** Extracted data **
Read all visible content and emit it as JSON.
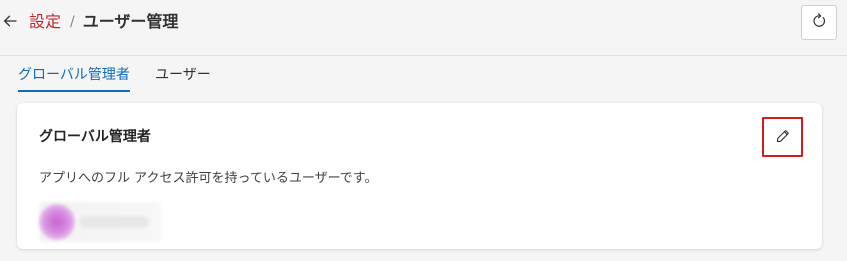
{
  "header": {
    "breadcrumb_parent": "設定",
    "breadcrumb_separator": "/",
    "breadcrumb_current": "ユーザー管理"
  },
  "tabs": [
    {
      "label": "グローバル管理者",
      "active": true
    },
    {
      "label": "ユーザー",
      "active": false
    }
  ],
  "card": {
    "title": "グローバル管理者",
    "description": "アプリへのフル アクセス許可を持っているユーザーです。"
  },
  "icons": {
    "back": "arrow-left-icon",
    "refresh": "refresh-icon",
    "edit": "pencil-icon"
  },
  "colors": {
    "breadcrumb_link": "#c4262e",
    "tab_active": "#0f6cbd",
    "edit_highlight": "#d41c1c",
    "avatar": "#c764d2"
  }
}
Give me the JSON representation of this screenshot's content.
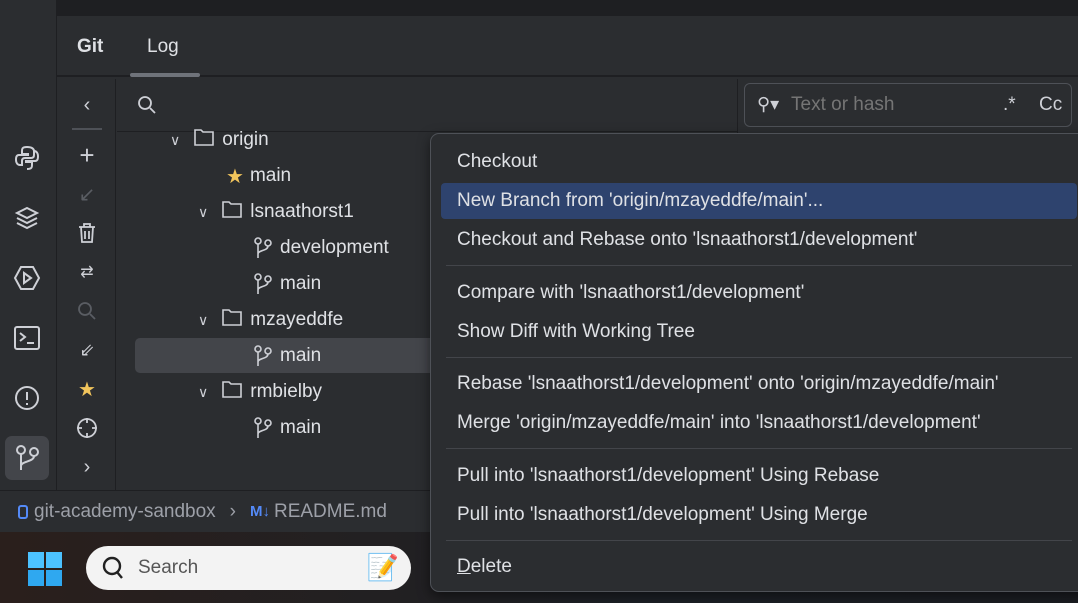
{
  "header": {
    "tabs": [
      {
        "label": "Git"
      },
      {
        "label": "Log"
      }
    ]
  },
  "log_search": {
    "placeholder": "Text or hash",
    "regex_label": ".*",
    "case_label": "Cc"
  },
  "tree": [
    {
      "label": "origin",
      "type": "folder",
      "expanded": true
    },
    {
      "label": "main",
      "type": "favorite-branch"
    },
    {
      "label": "lsnaathorst1",
      "type": "folder",
      "expanded": true
    },
    {
      "label": "development",
      "type": "branch"
    },
    {
      "label": "main",
      "type": "branch"
    },
    {
      "label": "mzayeddfe",
      "type": "folder",
      "expanded": true
    },
    {
      "label": "main",
      "type": "branch",
      "selected": true
    },
    {
      "label": "rmbielby",
      "type": "folder",
      "expanded": true
    },
    {
      "label": "main",
      "type": "branch"
    }
  ],
  "menu": {
    "items": [
      {
        "label": "Checkout"
      },
      {
        "label": "New Branch from 'origin/mzayeddfe/main'...",
        "highlighted": true
      },
      {
        "label": "Checkout and Rebase onto 'lsnaathorst1/development'"
      },
      {
        "label": "Compare with 'lsnaathorst1/development'"
      },
      {
        "label": "Show Diff with Working Tree"
      },
      {
        "label": "Rebase 'lsnaathorst1/development' onto 'origin/mzayeddfe/main'"
      },
      {
        "label": "Merge 'origin/mzayeddfe/main' into 'lsnaathorst1/development'"
      },
      {
        "label": "Pull into 'lsnaathorst1/development' Using Rebase"
      },
      {
        "label": "Pull into 'lsnaathorst1/development' Using Merge"
      },
      {
        "label": "Delete"
      }
    ]
  },
  "status": {
    "project": "git-academy-sandbox",
    "file": "README.md",
    "file_icon": "M↓"
  },
  "taskbar": {
    "search_label": "Search"
  },
  "colors": {
    "highlight": "#2e436e",
    "star": "#f2c55c",
    "accent": "#548af7"
  }
}
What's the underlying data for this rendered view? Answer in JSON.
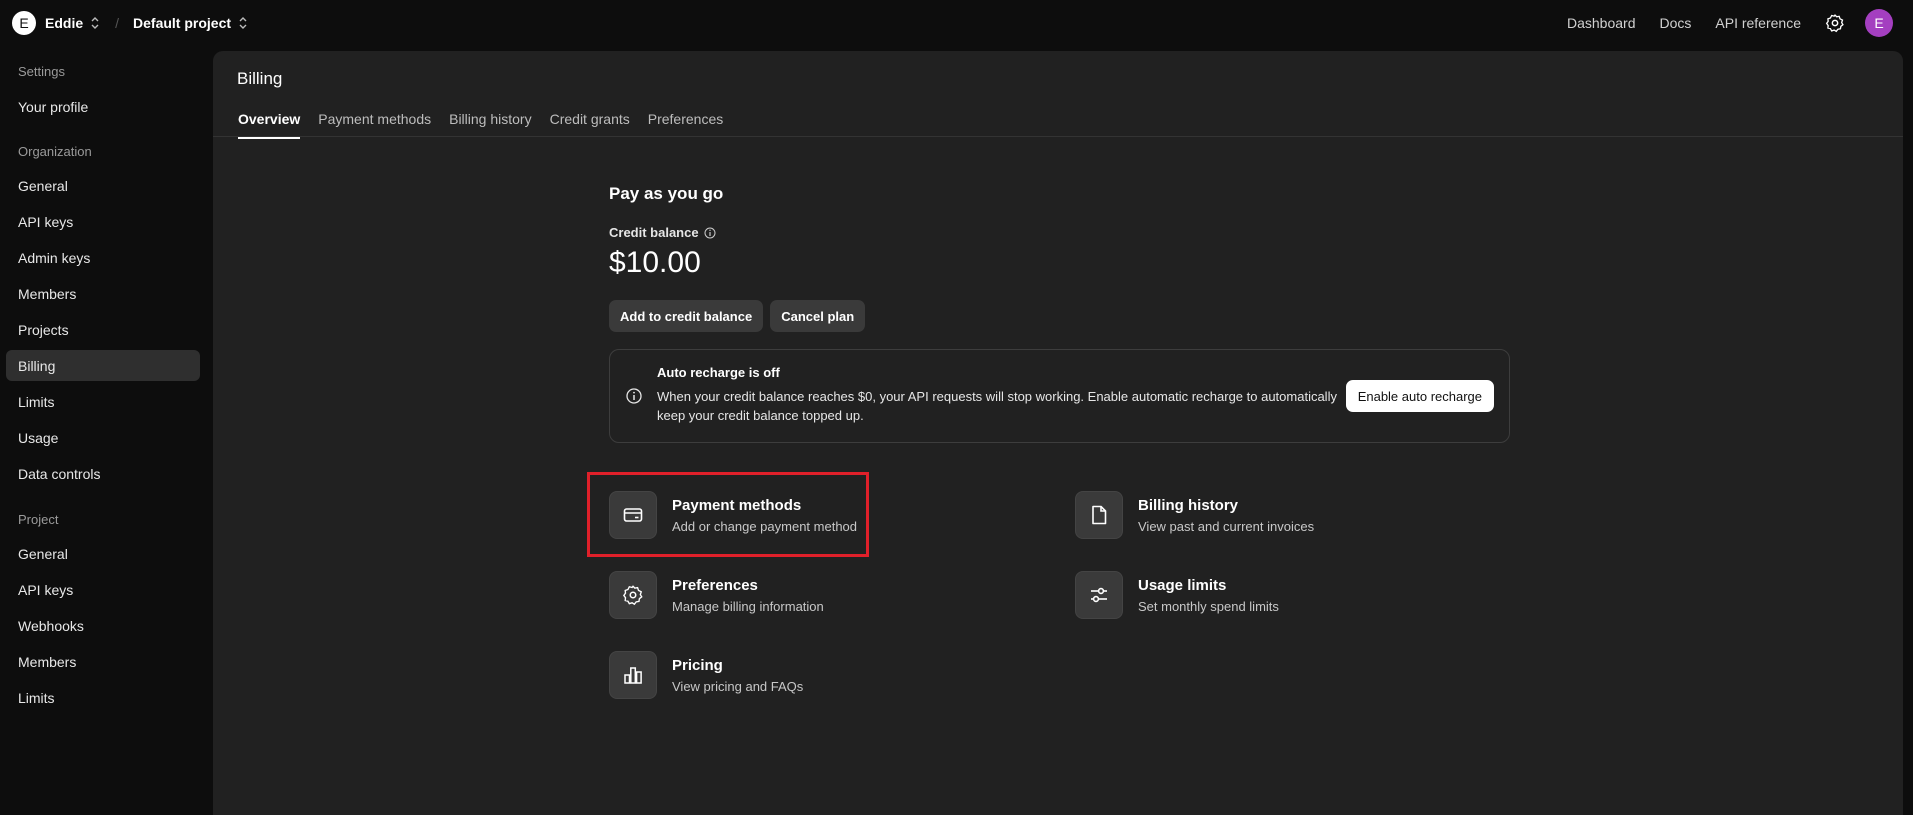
{
  "topbar": {
    "org_initial": "E",
    "org_name": "Eddie",
    "separator": "/",
    "project_name": "Default project",
    "links": [
      "Dashboard",
      "Docs",
      "API reference"
    ],
    "user_initial": "E"
  },
  "sidebar": {
    "sections": [
      {
        "title": "Settings",
        "items": [
          "Your profile"
        ]
      },
      {
        "title": "Organization",
        "items": [
          "General",
          "API keys",
          "Admin keys",
          "Members",
          "Projects",
          "Billing",
          "Limits",
          "Usage",
          "Data controls"
        ]
      },
      {
        "title": "Project",
        "items": [
          "General",
          "API keys",
          "Webhooks",
          "Members",
          "Limits"
        ]
      }
    ],
    "active": "Billing"
  },
  "page": {
    "title": "Billing",
    "tabs": [
      "Overview",
      "Payment methods",
      "Billing history",
      "Credit grants",
      "Preferences"
    ],
    "active_tab": "Overview"
  },
  "plan": {
    "name": "Pay as you go",
    "credit_label": "Credit balance",
    "credit_value": "$10.00",
    "add_credit_label": "Add to credit balance",
    "cancel_label": "Cancel plan"
  },
  "auto_recharge": {
    "title": "Auto recharge is off",
    "description": "When your credit balance reaches $0, your API requests will stop working. Enable automatic recharge to automatically keep your credit balance topped up.",
    "button": "Enable auto recharge"
  },
  "cards": {
    "payment": {
      "title": "Payment methods",
      "sub": "Add or change payment method",
      "icon": "credit-card-icon"
    },
    "history": {
      "title": "Billing history",
      "sub": "View past and current invoices",
      "icon": "document-icon"
    },
    "preferences": {
      "title": "Preferences",
      "sub": "Manage billing information",
      "icon": "gear-icon"
    },
    "limits": {
      "title": "Usage limits",
      "sub": "Set monthly spend limits",
      "icon": "sliders-icon"
    },
    "pricing": {
      "title": "Pricing",
      "sub": "View pricing and FAQs",
      "icon": "bar-chart-icon"
    }
  },
  "colors": {
    "highlight": "#e0202a",
    "user_avatar": "#a43fc0"
  }
}
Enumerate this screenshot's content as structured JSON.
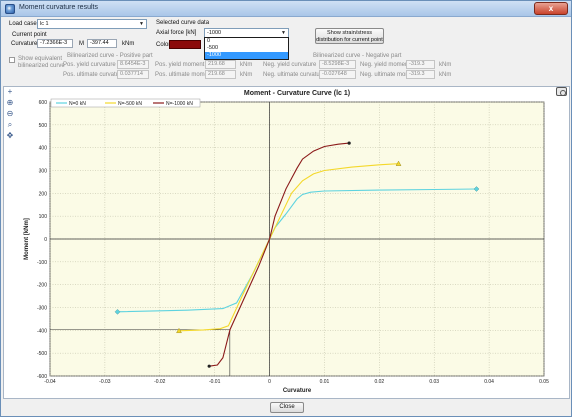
{
  "window": {
    "title": "Moment curvature results",
    "close_glyph": "x"
  },
  "load_case": {
    "label": "Load case",
    "value": "lc 1"
  },
  "current_point": {
    "heading": "Current point",
    "curvature_label": "Curvature",
    "curvature_value": "-7.2366E-3",
    "moment_label": "M",
    "moment_value": "-397.44",
    "unit": "kNm"
  },
  "selected_curve": {
    "heading": "Selected curve data",
    "axial_label": "Axial force [kN]",
    "axial_value": "-1000",
    "options": [
      "0",
      "-500",
      "-1000"
    ],
    "selected_option_index": 2,
    "color_label": "Color",
    "color_value": "#8b0a0a"
  },
  "show_button": {
    "line1": "Show strain/stress",
    "line2": "distribution for current point"
  },
  "equivalent": {
    "checkbox_label_1": "Show equivalent",
    "checkbox_label_2": "bilinearized curve"
  },
  "bilinear_pos": {
    "heading": "Bilinearized curve - Positive part",
    "yield_curv_label": "Pos. yield curvature",
    "yield_curv_value": "8.6454E-3",
    "ult_curv_label": "Pos. ultimate curvature",
    "ult_curv_value": "0.037714",
    "yield_mom_label": "Pos. yield moment",
    "yield_mom_value": "219.68",
    "ult_mom_label": "Pos. ultimate moment",
    "ult_mom_value": "219.68",
    "unit": "kNm"
  },
  "bilinear_neg": {
    "heading": "Bilinearized curve - Negative part",
    "yield_curv_label": "Neg. yield curvature",
    "yield_curv_value": "-8.5298E-3",
    "ult_curv_label": "Neg. ultimate curvature",
    "ult_curv_value": "-0.027648",
    "yield_mom_label": "Neg. yield moment",
    "yield_mom_value": "-319.3",
    "ult_mom_label": "Neg. ultimate moment",
    "ult_mom_value": "-319.3",
    "unit": "kNm"
  },
  "toolbar_icons": [
    "zoom-fit-icon",
    "zoom-in-icon",
    "zoom-out-icon",
    "zoom-window-icon",
    "pan-icon"
  ],
  "footer": {
    "close_label": "Close"
  },
  "chart_data": {
    "type": "line",
    "title": "Moment - Curvature Curve (lc 1)",
    "xlabel": "Curvature",
    "ylabel": "Moment [kNm]",
    "xlim": [
      -0.04,
      0.05
    ],
    "ylim": [
      -600,
      600
    ],
    "x_ticks": [
      -0.04,
      -0.03,
      -0.02,
      -0.01,
      0,
      0.01,
      0.02,
      0.03,
      0.04,
      0.05
    ],
    "y_ticks": [
      -600,
      -500,
      -400,
      -300,
      -200,
      -100,
      0,
      100,
      200,
      300,
      400,
      500,
      600
    ],
    "x_tick_labels": [
      "-0.04",
      "-0.03",
      "-0.02",
      "-0.01",
      "0",
      "0.01",
      "0.02",
      "0.03",
      "0.04",
      "0.05"
    ],
    "y_tick_labels": [
      "-600",
      "-500",
      "-400",
      "-300",
      "-200",
      "-100",
      "0",
      "100",
      "200",
      "300",
      "400",
      "500",
      "600"
    ],
    "grid": true,
    "legend_position": "top-left",
    "background": "#fbfbe6",
    "series": [
      {
        "name": "N=0 kN",
        "color": "#5ed3df",
        "marker": "diamond",
        "x": [
          -0.0277,
          -0.015,
          -0.0085,
          -0.006,
          -0.003,
          -0.001,
          0,
          0.001,
          0.003,
          0.005,
          0.006,
          0.0075,
          0.01,
          0.02,
          0.03,
          0.0377
        ],
        "y": [
          -319,
          -312,
          -305,
          -280,
          -150,
          -50,
          0,
          50,
          110,
          175,
          195,
          205,
          210,
          214,
          217,
          219
        ]
      },
      {
        "name": "N=-500 kN",
        "color": "#f4d82a",
        "marker": "triangle",
        "x": [
          -0.0165,
          -0.012,
          -0.009,
          -0.0075,
          -0.005,
          -0.002,
          0,
          0.002,
          0.004,
          0.006,
          0.008,
          0.01,
          0.015,
          0.02,
          0.0235
        ],
        "y": [
          -402,
          -398,
          -393,
          -380,
          -250,
          -100,
          0,
          100,
          200,
          255,
          285,
          300,
          315,
          325,
          330
        ]
      },
      {
        "name": "N=-1000 kN",
        "color": "#8b1a1a",
        "marker": "circle",
        "x": [
          -0.011,
          -0.0095,
          -0.0085,
          -0.0072,
          -0.005,
          -0.002,
          0,
          0.001,
          0.003,
          0.005,
          0.006,
          0.008,
          0.01,
          0.0125,
          0.0145
        ],
        "y": [
          -557,
          -552,
          -520,
          -397,
          -280,
          -120,
          0,
          100,
          220,
          310,
          350,
          385,
          405,
          415,
          420
        ]
      }
    ],
    "markers": [
      {
        "series": "N=0 kN",
        "shape": "diamond",
        "x": -0.0277,
        "y": -319
      },
      {
        "series": "N=0 kN",
        "shape": "diamond",
        "x": 0.0377,
        "y": 219
      },
      {
        "series": "N=-500 kN",
        "shape": "triangle",
        "x": -0.0165,
        "y": -402
      },
      {
        "series": "N=-500 kN",
        "shape": "triangle",
        "x": 0.0235,
        "y": 330
      },
      {
        "series": "N=-1000 kN",
        "shape": "circle",
        "x": -0.011,
        "y": -557
      },
      {
        "series": "N=-1000 kN",
        "shape": "circle",
        "x": 0.0145,
        "y": 420
      }
    ],
    "current_point": {
      "x": -0.0072366,
      "y": -397.44
    }
  }
}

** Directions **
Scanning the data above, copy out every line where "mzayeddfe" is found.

** Result of this task **
      "label": "mzayeddfe",
        "label": "New Branch from 'origin/mzayeddfe/main'...",
        "label": "Rebase 'lsnaathorst1/development' onto 'origin/mzayeddfe/main'"
        "label": "Merge 'origin/mzayeddfe/main' into 'lsnaathorst1/development'"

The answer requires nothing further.